[EXERCISE MATERIAL]

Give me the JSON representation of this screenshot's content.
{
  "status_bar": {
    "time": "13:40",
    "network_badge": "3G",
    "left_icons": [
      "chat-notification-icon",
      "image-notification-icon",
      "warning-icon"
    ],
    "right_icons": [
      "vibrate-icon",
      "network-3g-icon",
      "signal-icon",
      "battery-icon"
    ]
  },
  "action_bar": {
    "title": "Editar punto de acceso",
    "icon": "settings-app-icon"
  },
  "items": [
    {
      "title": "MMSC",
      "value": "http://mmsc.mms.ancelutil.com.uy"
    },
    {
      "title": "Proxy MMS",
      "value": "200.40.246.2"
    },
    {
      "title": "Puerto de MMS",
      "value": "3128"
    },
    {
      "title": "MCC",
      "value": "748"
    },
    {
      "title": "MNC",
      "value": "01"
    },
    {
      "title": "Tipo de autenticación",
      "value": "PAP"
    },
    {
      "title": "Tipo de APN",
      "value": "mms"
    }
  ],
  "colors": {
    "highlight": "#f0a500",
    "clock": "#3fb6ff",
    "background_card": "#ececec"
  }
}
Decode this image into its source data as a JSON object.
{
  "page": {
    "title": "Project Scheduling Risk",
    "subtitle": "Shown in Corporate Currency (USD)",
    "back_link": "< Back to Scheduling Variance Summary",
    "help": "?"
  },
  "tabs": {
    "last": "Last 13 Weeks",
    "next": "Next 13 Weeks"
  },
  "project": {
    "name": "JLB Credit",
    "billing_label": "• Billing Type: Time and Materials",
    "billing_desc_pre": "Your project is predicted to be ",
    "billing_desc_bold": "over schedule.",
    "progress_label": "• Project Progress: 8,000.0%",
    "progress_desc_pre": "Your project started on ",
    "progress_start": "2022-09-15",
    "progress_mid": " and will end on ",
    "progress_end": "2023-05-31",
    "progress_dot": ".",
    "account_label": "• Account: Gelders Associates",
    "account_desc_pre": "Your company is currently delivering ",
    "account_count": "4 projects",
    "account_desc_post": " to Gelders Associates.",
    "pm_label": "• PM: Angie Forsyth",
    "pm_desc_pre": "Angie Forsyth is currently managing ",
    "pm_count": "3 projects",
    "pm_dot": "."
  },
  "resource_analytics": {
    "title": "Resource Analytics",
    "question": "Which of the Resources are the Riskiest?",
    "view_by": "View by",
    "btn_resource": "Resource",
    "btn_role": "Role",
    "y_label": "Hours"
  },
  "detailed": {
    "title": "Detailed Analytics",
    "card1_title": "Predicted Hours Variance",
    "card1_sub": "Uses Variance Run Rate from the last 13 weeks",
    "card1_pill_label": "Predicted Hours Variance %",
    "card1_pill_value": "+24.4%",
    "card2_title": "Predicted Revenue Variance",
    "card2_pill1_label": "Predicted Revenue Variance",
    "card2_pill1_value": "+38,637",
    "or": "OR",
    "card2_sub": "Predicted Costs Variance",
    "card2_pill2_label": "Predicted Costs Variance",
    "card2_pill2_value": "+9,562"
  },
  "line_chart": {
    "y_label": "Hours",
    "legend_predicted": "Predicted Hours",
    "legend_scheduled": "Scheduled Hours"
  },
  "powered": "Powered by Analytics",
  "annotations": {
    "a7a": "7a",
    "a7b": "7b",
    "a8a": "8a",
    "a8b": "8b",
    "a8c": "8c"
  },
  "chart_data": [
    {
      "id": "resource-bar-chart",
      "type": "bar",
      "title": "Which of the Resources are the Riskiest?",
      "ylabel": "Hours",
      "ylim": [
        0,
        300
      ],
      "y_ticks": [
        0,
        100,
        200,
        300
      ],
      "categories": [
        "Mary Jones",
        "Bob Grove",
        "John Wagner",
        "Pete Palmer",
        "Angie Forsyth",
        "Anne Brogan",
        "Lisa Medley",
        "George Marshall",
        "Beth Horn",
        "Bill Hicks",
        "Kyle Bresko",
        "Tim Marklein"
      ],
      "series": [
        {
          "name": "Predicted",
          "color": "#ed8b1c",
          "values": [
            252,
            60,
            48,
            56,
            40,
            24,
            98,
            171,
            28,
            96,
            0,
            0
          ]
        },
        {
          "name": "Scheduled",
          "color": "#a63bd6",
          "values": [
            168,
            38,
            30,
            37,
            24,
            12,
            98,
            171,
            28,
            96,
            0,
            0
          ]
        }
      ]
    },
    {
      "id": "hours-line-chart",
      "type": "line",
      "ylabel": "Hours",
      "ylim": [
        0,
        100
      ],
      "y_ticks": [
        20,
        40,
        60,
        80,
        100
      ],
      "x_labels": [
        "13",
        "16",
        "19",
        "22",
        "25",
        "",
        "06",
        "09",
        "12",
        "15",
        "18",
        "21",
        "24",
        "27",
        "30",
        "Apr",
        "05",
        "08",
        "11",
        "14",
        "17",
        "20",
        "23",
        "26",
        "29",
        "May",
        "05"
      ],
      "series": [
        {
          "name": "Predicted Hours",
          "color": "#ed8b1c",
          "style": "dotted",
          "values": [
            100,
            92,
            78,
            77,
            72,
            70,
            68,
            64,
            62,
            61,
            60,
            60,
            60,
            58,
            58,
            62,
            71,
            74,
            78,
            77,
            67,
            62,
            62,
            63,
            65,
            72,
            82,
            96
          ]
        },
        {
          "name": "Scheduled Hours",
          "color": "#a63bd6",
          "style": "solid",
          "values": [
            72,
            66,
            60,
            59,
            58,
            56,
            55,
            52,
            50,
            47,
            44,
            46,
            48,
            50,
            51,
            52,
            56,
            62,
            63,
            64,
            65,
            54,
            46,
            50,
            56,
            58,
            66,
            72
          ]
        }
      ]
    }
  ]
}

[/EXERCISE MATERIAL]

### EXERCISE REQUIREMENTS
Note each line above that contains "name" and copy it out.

### OUTPUT OF THE TASK
    "name": "JLB Credit",
          "name": "Predicted",
          "name": "Scheduled",
          "name": "Predicted Hours",
          "name": "Scheduled Hours",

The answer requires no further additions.